Jesus had seemed so slow in coming. It seemed as if he was too late. But with Jesus, we find out, it is never too late. Even when we are convinced that all is lost, even when we are ready to concede to the power of death, Jesus demonstrates that there is no loss, no tragedy, no power in heaven or on earth or under the earth, that can place us beyond the reach of his infinite love and abundant life. — Elisabeth Johnson
Love is linked inextricably to death in John (“No one has greater love than this… .” 15:13; “For God so loved…” 3:16), and that is also true in the story of this family. Their relationship with Jesus does not mean that bad things do not happen. He does not prevent Lazarus from dying. But he is ultimately present to them … — Rev Meda Stamper, workingpreacher.org
Contemporary theologians regard Jesus’s actions in resurrecting Lazarus as a central miracle, which sets up a series of events leading to the Crucifixion of Christ and His resurrection from the dead by His Almighty Father. — pray.com
What happens next, although it is not included in the lectionary text, is essential for understanding the passage. Although some of the bystanders believe, others go and report Jesus to the authorities, and it is on this basis, that they decide definitively to put him to death. The immediate way to the cross and Jesus’ own tomb starts here where Jesus is most impossibly, lovingly life-giving. They will plan to kill Lazarus too once the word about him gets out (12:10-11). — Rev Meda Stamper, workingpreacher.org
In the dark of failed relationships, failed programs for happiness, failed dreams of beauty and happy endings. In the entombed hopeless reality of life’s darkness, I have heard an untimely voice. A voice that called my name. Just like Lazarus, for me life and liberation came, through the tears of Jesus and the torment of my hopelessness. I was able to stand up, against all the odds and I understood the meaning of Lazarus’ name. It means, “God has helped” — Peter, The Listening Hermit
Jesus has the power to turn your life upside down. Jesus offers life, but he also offers a cross. He offers life, but only to those that would turn their life away. He offers comfort, but only to those that mourn. Jesus came to afflict the comfortable…

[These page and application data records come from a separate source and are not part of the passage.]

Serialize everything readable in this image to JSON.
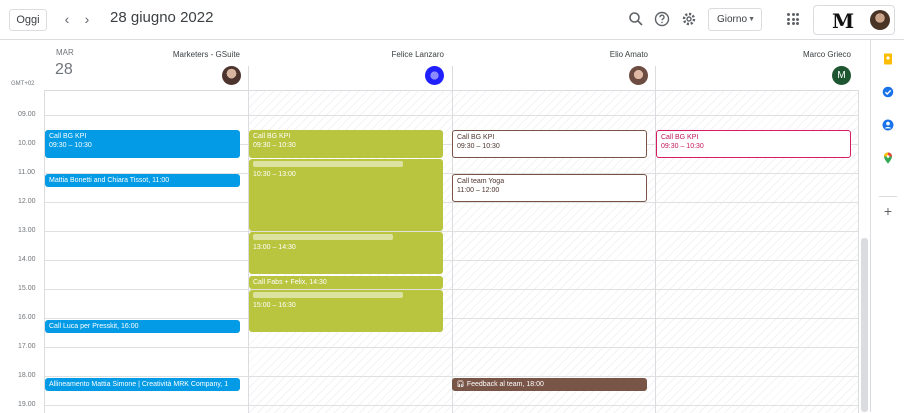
{
  "header": {
    "today_label": "Oggi",
    "prev_label": "‹",
    "next_label": "›",
    "date_title": "28 giugno 2022",
    "view_label": "Giorno",
    "brand": "M"
  },
  "day": {
    "abbr": "MAR",
    "num": "28"
  },
  "timezone": "GMT+02",
  "resources": [
    {
      "name": "Marketers - GSuite",
      "avatar_color": "#5d4037"
    },
    {
      "name": "Felice Lanzaro",
      "avatar_color": "#1a1aff"
    },
    {
      "name": "Elio Amato",
      "avatar_color": "#8d5b4c"
    },
    {
      "name": "Marco Grieco",
      "avatar_letter": "M",
      "avatar_color": "#1e5631"
    }
  ],
  "hours": [
    "09.00",
    "10.00",
    "11.00",
    "12.00",
    "13.00",
    "14.00",
    "15.00",
    "16.00",
    "17.00",
    "18.00",
    "19.00"
  ],
  "events": {
    "c1_bg": {
      "title": "Call BG KPI",
      "time": "09:30 – 10:30"
    },
    "c1_mattia": {
      "title": "Mattia Bonetti and Chiara Tissot, 11:00"
    },
    "c1_luca": {
      "title": "Call Luca per Presskit, 16:00"
    },
    "c1_allineamento": {
      "title": "Allineamento Mattia Simone | Creatività MRK Company, 1"
    },
    "c2_bg": {
      "title": "Call BG KPI",
      "time": "09:30 – 10:30"
    },
    "c2_blur1": {
      "time": "10:30 – 13:00"
    },
    "c2_blur2": {
      "time": "13:00 – 14:30"
    },
    "c2_fabs": {
      "title": "Call Fabs + Felix, 14:30"
    },
    "c2_blur3": {
      "time": "15:00 – 16:30"
    },
    "c3_bg": {
      "title": "Call BG KPI",
      "time": "09:30 – 10:30"
    },
    "c3_yoga": {
      "title": "Call team Yoga",
      "time": "11:00 – 12:00"
    },
    "c3_feedback": {
      "title": "Feedback al team, 18:00"
    },
    "c4_bg": {
      "title": "Call BG KPI",
      "time": "09:30 – 10:30"
    }
  },
  "icons": [
    "search-icon",
    "help-icon",
    "settings-icon",
    "apps-icon",
    "keep-icon",
    "tasks-icon",
    "contacts-icon",
    "maps-icon",
    "add-icon",
    "headphones-icon"
  ],
  "colors": {
    "blue": "#039be5",
    "green": "#b9c43f",
    "brown": "#795548",
    "red": "#d81b60"
  }
}
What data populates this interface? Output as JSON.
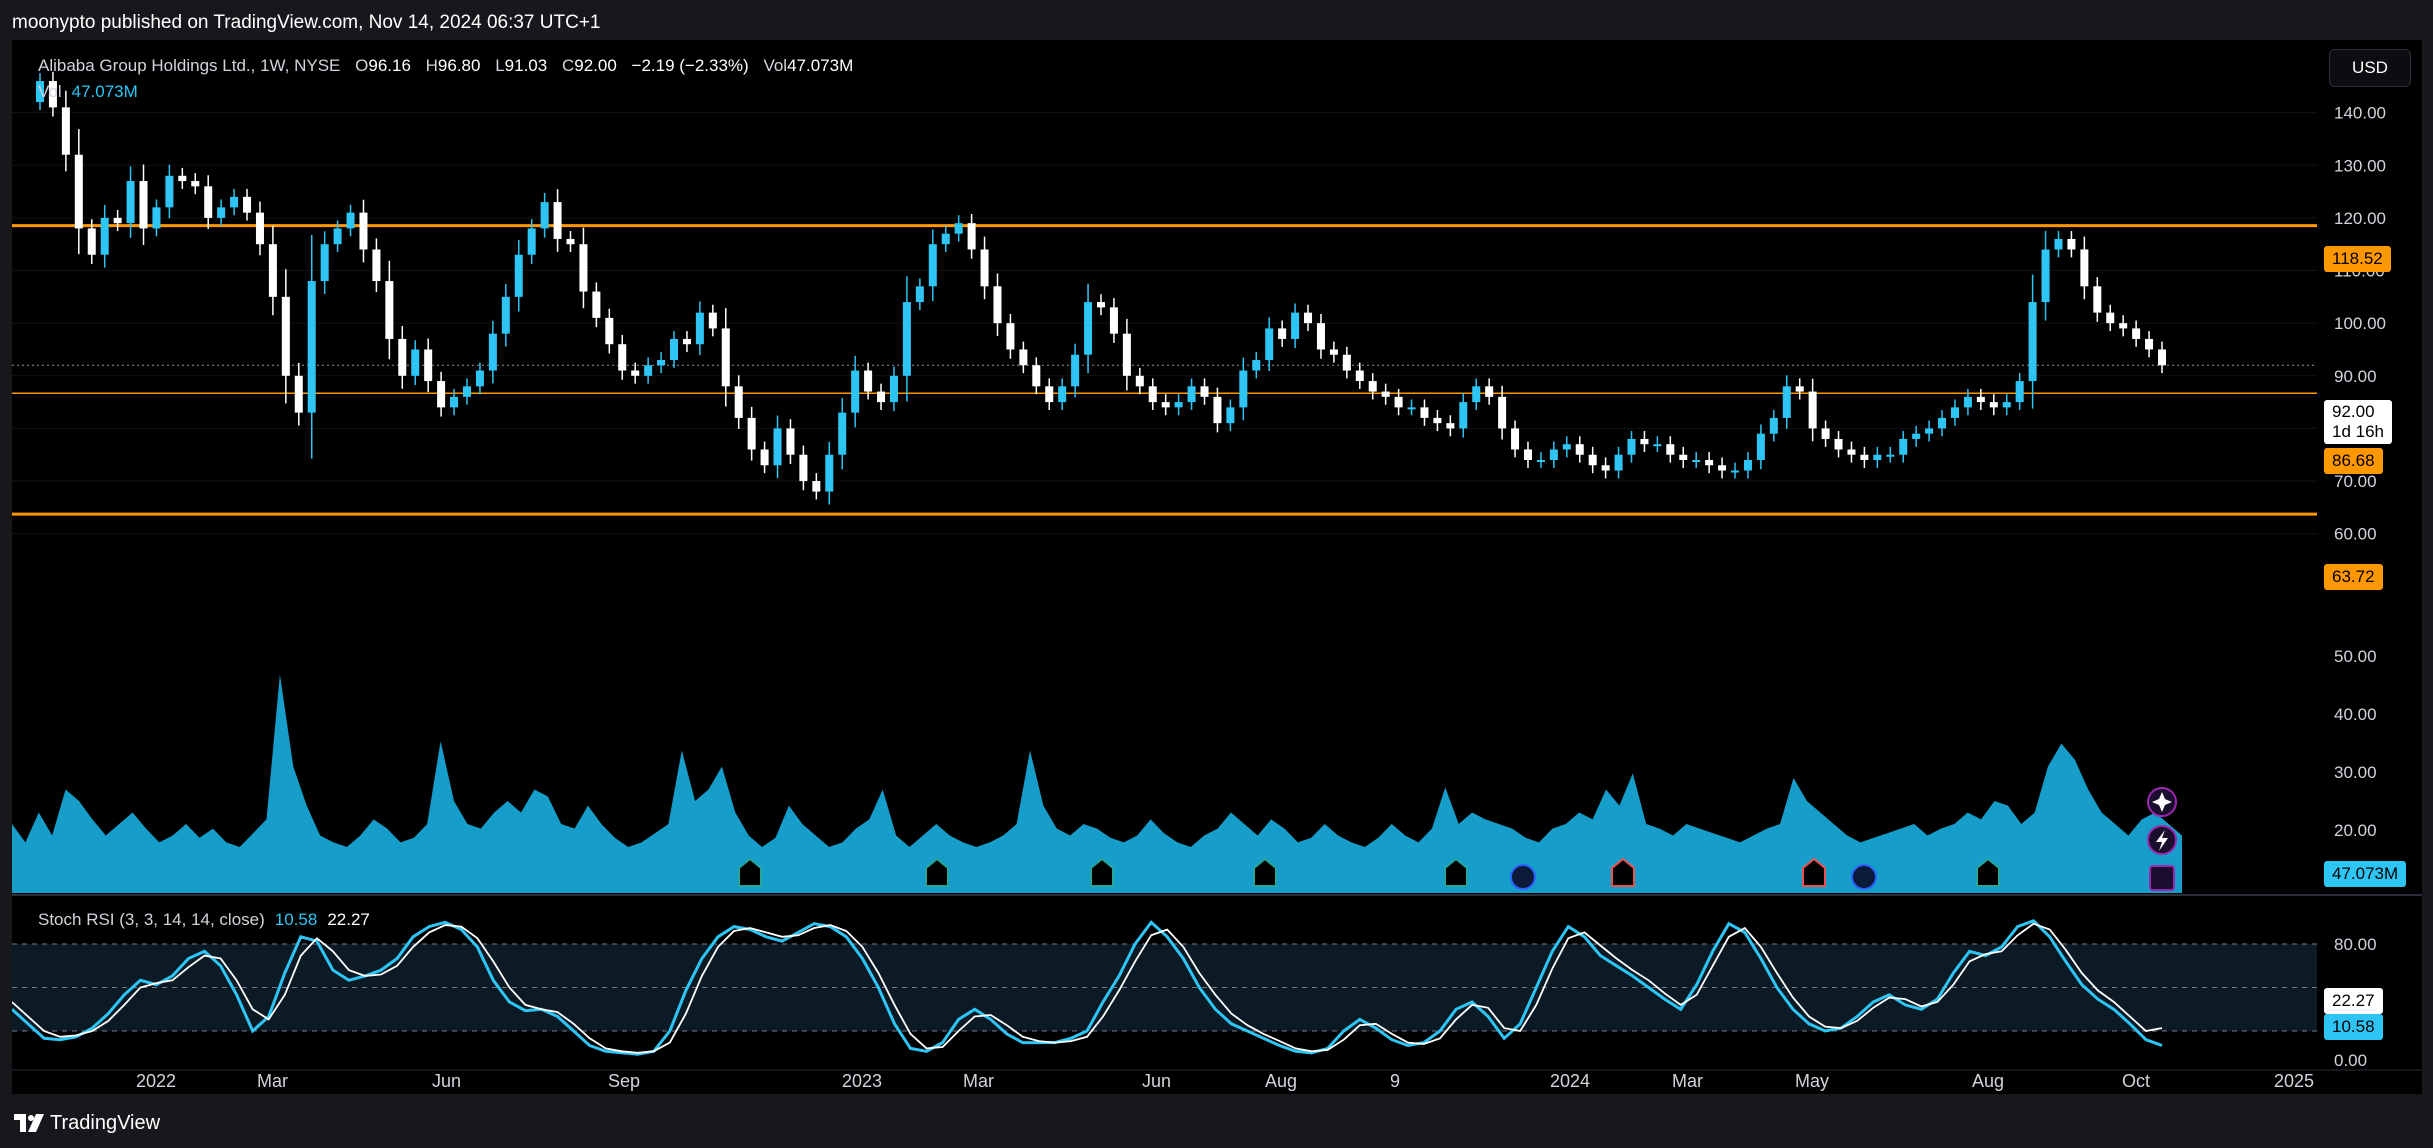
{
  "published_by": "moonypto published on TradingView.com, Nov 14, 2024 06:37 UTC+1",
  "footer_brand": "TradingView",
  "currency": "USD",
  "legend": {
    "symbol": "Alibaba Group Holdings Ltd., 1W, NYSE",
    "open_label": "O",
    "open": "96.16",
    "high_label": "H",
    "high": "96.80",
    "low_label": "L",
    "low": "91.03",
    "close_label": "C",
    "close": "92.00",
    "change": "−2.19 (−2.33%)",
    "vol_label": "Vol",
    "vol": "47.073M"
  },
  "volume_legend": {
    "label": "Vol",
    "value": "47.073M"
  },
  "stoch_legend": {
    "label": "Stoch RSI (3, 3, 14, 14, close)",
    "k": "10.58",
    "d": "22.27"
  },
  "price_labels": {
    "resistance": "118.52",
    "current": "92.00",
    "countdown": "1d 16h",
    "support1": "86.68",
    "support2": "63.72",
    "volume": "47.073M",
    "stoch_d": "22.27",
    "stoch_k": "10.58"
  },
  "colors": {
    "up": "#2ec5f5",
    "down": "#ffffff",
    "level_line": "#ff9800",
    "stoch_k": "#2ec5f5",
    "stoch_d": "#ffffff",
    "background": "#000000"
  },
  "icons": [
    "sparkle-icon",
    "lightning-icon",
    "earnings-icon"
  ],
  "chart_data": [
    {
      "type": "candlestick",
      "title": "Alibaba Group Holdings Ltd., 1W, NYSE",
      "ylim": [
        55,
        150
      ],
      "yticks": [
        60,
        70,
        80,
        90,
        100,
        110,
        120,
        130,
        140
      ],
      "xticks": [
        "2022",
        "Mar",
        "Jun",
        "Sep",
        "2023",
        "Mar",
        "Jun",
        "Aug",
        "9",
        "2024",
        "Mar",
        "May",
        "Aug",
        "Oct",
        "2025"
      ],
      "horizontal_levels": [
        118.52,
        86.68,
        63.72
      ],
      "current_price": 92.0,
      "closes": [
        146,
        141,
        132,
        118,
        113,
        120,
        119,
        127,
        118,
        122,
        128,
        127,
        126,
        120,
        122,
        124,
        121,
        115,
        105,
        90,
        83,
        108,
        115,
        118,
        121,
        114,
        108,
        97,
        90,
        95,
        89,
        84,
        86,
        88,
        91,
        98,
        105,
        113,
        118,
        123,
        116,
        115,
        106,
        101,
        96,
        91,
        90,
        92,
        93,
        97,
        96,
        102,
        99,
        88,
        82,
        76,
        73,
        80,
        75,
        70,
        68,
        75,
        83,
        91,
        87,
        85,
        90,
        104,
        107,
        115,
        117,
        119,
        114,
        107,
        100,
        95,
        92,
        88,
        85,
        88,
        94,
        104,
        103,
        98,
        90,
        88,
        85,
        84,
        85,
        88,
        86,
        81,
        84,
        91,
        93,
        99,
        97,
        102,
        100,
        95,
        94,
        91,
        89,
        87,
        86,
        84,
        84,
        82,
        81,
        80,
        85,
        88,
        86,
        80,
        76,
        74,
        74,
        76,
        77,
        75,
        73,
        72,
        75,
        78,
        77,
        77,
        75,
        74,
        74,
        73,
        72,
        72,
        74,
        79,
        82,
        88,
        87,
        80,
        78,
        76,
        75,
        74,
        75,
        75,
        78,
        79,
        80,
        82,
        84,
        86,
        85,
        84,
        85,
        89,
        104,
        114,
        116,
        114,
        107,
        102,
        100,
        99,
        97,
        95,
        92
      ],
      "volume_levels": [
        0.3,
        0.22,
        0.35,
        0.25,
        0.45,
        0.4,
        0.32,
        0.25,
        0.3,
        0.35,
        0.28,
        0.22,
        0.25,
        0.3,
        0.24,
        0.28,
        0.22,
        0.2,
        0.26,
        0.32,
        0.95,
        0.55,
        0.38,
        0.25,
        0.22,
        0.2,
        0.25,
        0.32,
        0.28,
        0.22,
        0.24,
        0.3,
        0.66,
        0.4,
        0.3,
        0.28,
        0.35,
        0.4,
        0.35,
        0.45,
        0.42,
        0.3,
        0.28,
        0.38,
        0.3,
        0.24,
        0.2,
        0.22,
        0.26,
        0.3,
        0.62,
        0.4,
        0.45,
        0.55,
        0.35,
        0.25,
        0.2,
        0.24,
        0.38,
        0.3,
        0.25,
        0.2,
        0.22,
        0.28,
        0.32,
        0.45,
        0.25,
        0.2,
        0.25,
        0.3,
        0.25,
        0.22,
        0.2,
        0.22,
        0.25,
        0.3,
        0.62,
        0.38,
        0.28,
        0.25,
        0.3,
        0.28,
        0.24,
        0.22,
        0.25,
        0.32,
        0.26,
        0.22,
        0.2,
        0.25,
        0.28,
        0.35,
        0.3,
        0.25,
        0.32,
        0.28,
        0.22,
        0.24,
        0.3,
        0.25,
        0.22,
        0.2,
        0.24,
        0.3,
        0.25,
        0.22,
        0.28,
        0.46,
        0.3,
        0.35,
        0.32,
        0.3,
        0.28,
        0.24,
        0.22,
        0.28,
        0.3,
        0.35,
        0.32,
        0.45,
        0.38,
        0.52,
        0.3,
        0.28,
        0.25,
        0.3,
        0.28,
        0.26,
        0.24,
        0.22,
        0.25,
        0.28,
        0.3,
        0.5,
        0.4,
        0.35,
        0.3,
        0.25,
        0.22,
        0.24,
        0.26,
        0.28,
        0.3,
        0.25,
        0.28,
        0.3,
        0.35,
        0.32,
        0.4,
        0.38,
        0.3,
        0.35,
        0.55,
        0.65,
        0.58,
        0.45,
        0.35,
        0.3,
        0.25,
        0.32,
        0.35,
        0.3,
        0.25
      ]
    },
    {
      "type": "line",
      "title": "Stoch RSI (3, 3, 14, 14, close)",
      "ylim": [
        0,
        100
      ],
      "yticks": [
        0,
        20,
        40,
        80
      ],
      "bands": [
        80,
        50,
        20
      ],
      "series": [
        {
          "name": "K",
          "last": 10.58,
          "values": [
            35,
            25,
            15,
            14,
            16,
            22,
            32,
            45,
            55,
            52,
            58,
            70,
            75,
            65,
            45,
            20,
            30,
            60,
            85,
            82,
            62,
            55,
            58,
            62,
            70,
            85,
            92,
            95,
            90,
            78,
            55,
            40,
            34,
            35,
            30,
            20,
            10,
            6,
            5,
            4,
            6,
            20,
            48,
            70,
            85,
            92,
            90,
            85,
            82,
            88,
            94,
            92,
            85,
            70,
            50,
            25,
            8,
            6,
            12,
            28,
            35,
            28,
            18,
            12,
            12,
            12,
            15,
            20,
            40,
            58,
            80,
            95,
            85,
            70,
            50,
            35,
            25,
            20,
            15,
            10,
            6,
            5,
            8,
            20,
            28,
            22,
            14,
            10,
            12,
            20,
            35,
            40,
            30,
            15,
            25,
            50,
            75,
            92,
            85,
            72,
            65,
            58,
            50,
            42,
            35,
            52,
            75,
            94,
            88,
            70,
            50,
            35,
            25,
            20,
            22,
            30,
            40,
            45,
            38,
            35,
            42,
            60,
            75,
            72,
            78,
            92,
            96,
            85,
            68,
            52,
            42,
            35,
            25,
            14,
            10
          ]
        },
        {
          "name": "D",
          "last": 22.27,
          "values": [
            40,
            30,
            20,
            16,
            17,
            20,
            27,
            38,
            50,
            53,
            55,
            64,
            72,
            70,
            55,
            35,
            28,
            45,
            72,
            84,
            75,
            62,
            58,
            59,
            65,
            78,
            88,
            93,
            92,
            84,
            68,
            50,
            38,
            35,
            33,
            25,
            15,
            8,
            6,
            5,
            6,
            12,
            32,
            58,
            78,
            89,
            91,
            88,
            85,
            86,
            91,
            93,
            89,
            78,
            60,
            38,
            18,
            8,
            9,
            20,
            30,
            31,
            24,
            16,
            13,
            12,
            13,
            16,
            30,
            48,
            68,
            86,
            90,
            78,
            60,
            45,
            32,
            24,
            18,
            13,
            8,
            6,
            7,
            14,
            24,
            25,
            18,
            12,
            11,
            15,
            28,
            38,
            36,
            22,
            20,
            38,
            63,
            84,
            88,
            79,
            70,
            62,
            55,
            46,
            38,
            45,
            65,
            85,
            91,
            78,
            60,
            43,
            30,
            23,
            22,
            27,
            36,
            43,
            42,
            37,
            40,
            52,
            68,
            73,
            75,
            86,
            94,
            90,
            76,
            60,
            48,
            40,
            30,
            20,
            22
          ]
        }
      ]
    }
  ]
}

If we don’t have at least a little bit of fear about what discipleship really means, than I’m not sure we really get it. Following Jesus can lead people into dark places – uncomfortable, dirty, smelly places. It can lead us into danger, and bring us into contact with dangerous people. Following Jesus calls us to our pews and our hymns and our rituals, but it also demands that we go out into the world. Jesus calls us to love. And love can be difficult sometimes.
Following Jesus means that we have to love, and its okay if that scares you a little. It should. It means that you’re paying attention. It means that you have your eyes wide open to the cost of discipleship. …
Go knowing that it can be dangerous. Go knowing that Christ is with you. Go knowing that the Holy Spirit will sustain you. Go knowing that love is the only power that lasts. — Rev. Robb McCoy
And, I don’t know about you, but I’m glad that Jesus still calls us out, because I still need it. I still stinketh. And some days I stinketh more than others.
I still find myself from time to time bound up and wound up; by the expectations of others, by my own insecurities, by my sin.
But, the promise of the story of Lazarus is that, like Lazarus, Jesus loves us. He weeps for us. He is deeply moved by us. And he brings life to our death, freedom to our bondage, and a shining light to our every darkness. — Rick Morley